The Revolution Will Not Be Televised

From Wikipedia, the free encyclopedia - View original article

"The Revolution Will Not Be Televised"
Single by Gil Scott-Heron
from the album Pieces of a Man
A-side"Home Is Where the Hatred Is"
Released1971
Format7" promotional single
RecordedApril 19, 1971
RCA Studios
(New York City)
Genrefunk, proto-rap
Length3:07
LabelFlying Dutchman
FD-26011
Writer(s)Gil Scott-Heron
Producer(s)Bob Thiele
Gil Scott-Heron singles chronology
"The Revolution Will Not Be Televised"
(1971)
"The Bottle"
(1974)
Audio sample
Sorry, your browser either has JavaScript disabled or does not have any supported player.
You can download the clip or download a player to play the clip in your browser.
file info · help
 
Jump to: navigation, search
"The Revolution Will Not Be Televised"
Single by Gil Scott-Heron
from the album Pieces of a Man
A-side"Home Is Where the Hatred Is"
Released1971
Format7" promotional single
RecordedApril 19, 1971
RCA Studios
(New York City)
Genrefunk, proto-rap
Length3:07
LabelFlying Dutchman
FD-26011
Writer(s)Gil Scott-Heron
Producer(s)Bob Thiele
Gil Scott-Heron singles chronology
"The Revolution Will Not Be Televised"
(1971)
"The Bottle"
(1974)
Audio sample
Sorry, your browser either has JavaScript disabled or does not have any supported player.
You can download the clip or download a player to play the clip in your browser.
file info · help

"The Revolution Will Not Be Televised" is a poem and song by Gil Scott-Heron. Scott-Heron first recorded it for his 1970 album Small Talk at 125th and Lenox, on which he recited the lyrics, accompanied by congas and bongo drums. A re-recorded version, with a full band, was the B-side to Scott-Heron's first single, "Home Is Where the Hatred Is", from his album Pieces of a Man (1971). It was also included on his compilation album, The Revolution Will Not Be Televised (1974). All these releases were issued on the Flying Dutchman Productions record label.

The song's title was originally a popular slogan among the 1960s Black Power movements in the United States.[1] Its lyrics either mention or allude to several television series, advertising slogans and icons of entertainment and news coverage that serve as examples of what "the revolution will not" be or do.

Covers, allusions, and uses[edit]

References[edit]

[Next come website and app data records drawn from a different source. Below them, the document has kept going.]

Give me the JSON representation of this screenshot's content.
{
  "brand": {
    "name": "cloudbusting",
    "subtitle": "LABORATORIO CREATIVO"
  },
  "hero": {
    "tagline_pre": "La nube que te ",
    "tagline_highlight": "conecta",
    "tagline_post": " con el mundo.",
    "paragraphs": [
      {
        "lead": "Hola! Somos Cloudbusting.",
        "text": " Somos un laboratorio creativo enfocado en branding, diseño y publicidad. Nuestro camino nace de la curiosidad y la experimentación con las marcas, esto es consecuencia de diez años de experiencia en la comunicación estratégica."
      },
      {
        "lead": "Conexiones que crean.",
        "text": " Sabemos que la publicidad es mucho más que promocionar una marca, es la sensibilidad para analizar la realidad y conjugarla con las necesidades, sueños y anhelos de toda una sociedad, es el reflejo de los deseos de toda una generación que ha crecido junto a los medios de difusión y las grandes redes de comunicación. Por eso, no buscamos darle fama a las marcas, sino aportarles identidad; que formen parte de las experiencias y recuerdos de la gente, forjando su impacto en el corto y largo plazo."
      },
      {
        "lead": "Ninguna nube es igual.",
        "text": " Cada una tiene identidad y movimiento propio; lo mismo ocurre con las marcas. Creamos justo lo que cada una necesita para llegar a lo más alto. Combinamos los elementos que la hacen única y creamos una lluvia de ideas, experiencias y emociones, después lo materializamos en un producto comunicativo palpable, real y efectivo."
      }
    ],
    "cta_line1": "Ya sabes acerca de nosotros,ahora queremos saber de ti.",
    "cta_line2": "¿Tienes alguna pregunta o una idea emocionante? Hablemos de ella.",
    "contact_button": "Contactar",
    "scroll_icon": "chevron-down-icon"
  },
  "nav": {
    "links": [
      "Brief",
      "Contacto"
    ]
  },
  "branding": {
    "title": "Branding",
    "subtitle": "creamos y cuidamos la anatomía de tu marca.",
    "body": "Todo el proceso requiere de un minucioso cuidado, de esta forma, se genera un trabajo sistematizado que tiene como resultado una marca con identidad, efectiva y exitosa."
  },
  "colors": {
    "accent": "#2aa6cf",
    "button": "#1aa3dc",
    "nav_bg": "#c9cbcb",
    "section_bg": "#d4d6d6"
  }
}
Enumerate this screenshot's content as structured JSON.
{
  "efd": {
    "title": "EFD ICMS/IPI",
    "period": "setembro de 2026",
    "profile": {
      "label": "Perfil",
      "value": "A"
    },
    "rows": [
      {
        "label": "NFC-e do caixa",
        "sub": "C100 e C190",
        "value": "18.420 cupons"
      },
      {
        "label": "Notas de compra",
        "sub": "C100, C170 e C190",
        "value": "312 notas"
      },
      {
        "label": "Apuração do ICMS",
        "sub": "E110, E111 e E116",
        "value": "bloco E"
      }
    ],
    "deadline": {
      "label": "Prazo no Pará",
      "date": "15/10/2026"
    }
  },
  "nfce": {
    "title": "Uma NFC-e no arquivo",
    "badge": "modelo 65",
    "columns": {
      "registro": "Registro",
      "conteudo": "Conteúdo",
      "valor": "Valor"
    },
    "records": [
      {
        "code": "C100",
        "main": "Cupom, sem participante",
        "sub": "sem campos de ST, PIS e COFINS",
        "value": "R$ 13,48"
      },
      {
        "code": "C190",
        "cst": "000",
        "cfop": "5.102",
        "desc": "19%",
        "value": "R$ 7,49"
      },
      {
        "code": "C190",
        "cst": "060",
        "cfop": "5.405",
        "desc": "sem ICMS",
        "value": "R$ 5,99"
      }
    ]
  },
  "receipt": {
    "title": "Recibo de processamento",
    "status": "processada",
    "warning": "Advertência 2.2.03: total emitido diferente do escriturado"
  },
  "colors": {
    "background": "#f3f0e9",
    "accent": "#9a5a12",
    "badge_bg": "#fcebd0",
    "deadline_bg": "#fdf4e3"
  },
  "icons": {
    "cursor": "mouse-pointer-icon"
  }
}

  1. ^ Stokely Carmichael (1967). Black Power: The Politics of Liberation in America. Random House. ISBN 0679743138. 
  2. ^ The 6th Sense
  3. ^ Mighty Like a Rose
  4. ^ Lee, Chisum (19 June 2001). "Counter ‘Revolution’". The Village Voice. Retrieved 2009-10-02. 
  5. ^ Eric King CD/AD » NIKE “Revolution”
  6. ^ "Review: Gorillaz, Plastic Beach". The Quietus. March 5, 2010. Retrieved June 14, 2012. 
  7. ^ "Gil Scott-Heron – The Revolution Will Not Be Televised lyrics". Rap Genius. Retrieved June 14, 2012. 
  8. ^ "Review: Labelle, Pressure Cookin'". Allmusic. Retrieved 5 July 2010. 
  9. ^ "Review: Genaside II, Ad Finité". Discogs. Retrieved 8 June 2012. 
  10. ^ "Sight&Sound: The Hurricane 1999". British Film Institute. 1999. Retrieved December 6, 2011. 
  11. ^ "Ken Burns t-shirt". Retrieved October 22, 2014. 
  12. ^ Smith, Ian (March 25, 2010). "Top 20 Political Songs: The Revolution Will Not Be Televised". New Statesman. Retrieved March 25, 2010. 
  13. ^ "Lupe Fiasco". Retrieved October 22, 2014. 
  14. ^ Graeme Wearden (June 12, 2013). "Greece's state broadcaster defies government closure; RBS boss in shock resignation - as it happened | Business". London: theguardian.com. Retrieved 2013-11-21. 
  15. ^ "[Album Review] G-Dragon 'Coup De'Tat'". Allkpop. 6Theory Media. 14 September 2013. Retrieved 19 September 2013. 
  16. ^ "Coup D'etat, Pt. 1". Allmusic. Retrieved 2013-11-22. 
  17. ^ "G-Dragon Covers Complex's "Coup d'Etat" Week!". Complex Magazine. 2013-09-09. Retrieved 2013-11-22.